We finally got Phil on stage where he put on an excellent concert and used our beat up old piano to do a beautiful version of "James Dean of Indiana". ( the only song he used the piano for, by the way). We delivered Phil to the airport the next morning where he flew straight to the Mayday demonstration in Washington, where I understand he had further adventures involving David Dellinger and several federal marshals.

Norman says:

In the '60s, I happened to be walking past the Folklore Center at 110 McDougal St. one evening and went into the coffee shop almost directly underneath; can't remember the name at the moment (it was not the Bitter End, which was a couple of blocks away on Bleecker). But there was a concert that night set up by and for Dutch television with Phil Ochs, Tom Paxton and perhaps the third person was Len Chandler. Dave Van Ronk was emcee (and he frequently left, by his own admission, to get a drink at the bar next door). There were only 10-15 people in the audience, as I recall, but it was a fabulous concert! I once asked some people I knew in Holland to try to track it down, but to no avail.

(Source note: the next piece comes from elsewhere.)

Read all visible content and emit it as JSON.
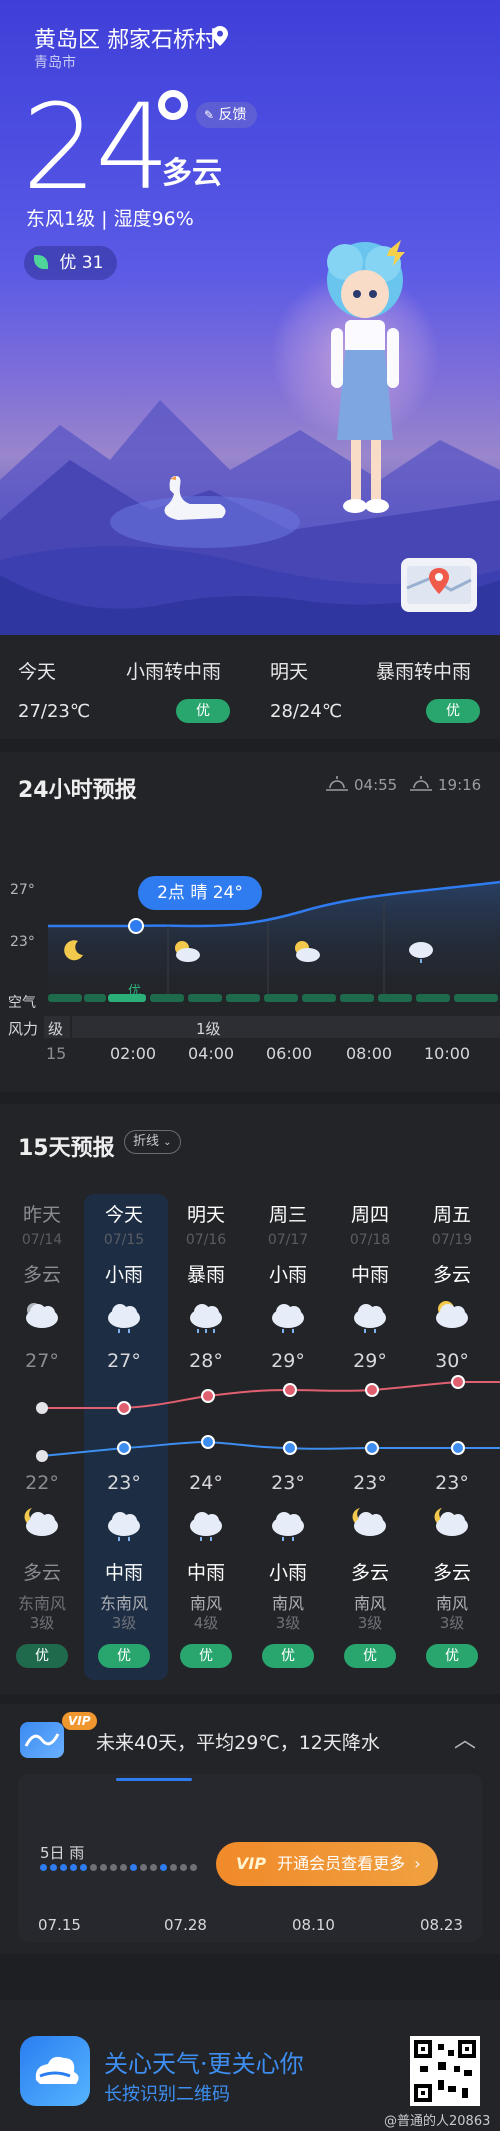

I also got Phil to sing at one of the earliest anti-Vietnam War rallies in December 1964 on Thompson St., just south of Washington Square. It was organized by the Committee of Public Conscience, which was a short-lived offshoot of the War Resisters League. Dave McReynolds was probably the key person in the Committee and was for 40 years a key person in the WRL. Phil arrived a bit late but eventually climbed to the top of our soundtruck and did "Talking Vietnam Blues." Because he was late, my fellow organizers and I did a couple of songs first, so we "opened for Phil." We probably only had 25-40 people in the audience. But thanks to that demonstration, we ended the war only 8 years later! Well, maybe it was 9.

Randy says:

I remember seeing Phil on the local PBS station in San Francisco around the time that "Pleasures From The Harbor" came out. It was just Phil, a stool and his guitar. I saw Phil perform a few times (a couple of times in '69 and a few times in '73 &'74. I met him once and we talked about Marty Robins. I had requested that he sing some Marty Robins(Robbins?) one night in Cambridge, Mass. while he was deciding what to sing next. A big smile came across his face and he broke into "the Masters Call" remembering most of the lyrics. I went back stage to thank him!

He was very heavy at this time of his life and his voice was pretty shot. Before the show(at a small bar) he made arrangements to spend sometime with two twins!

Last modified 24 Aug 02 by trent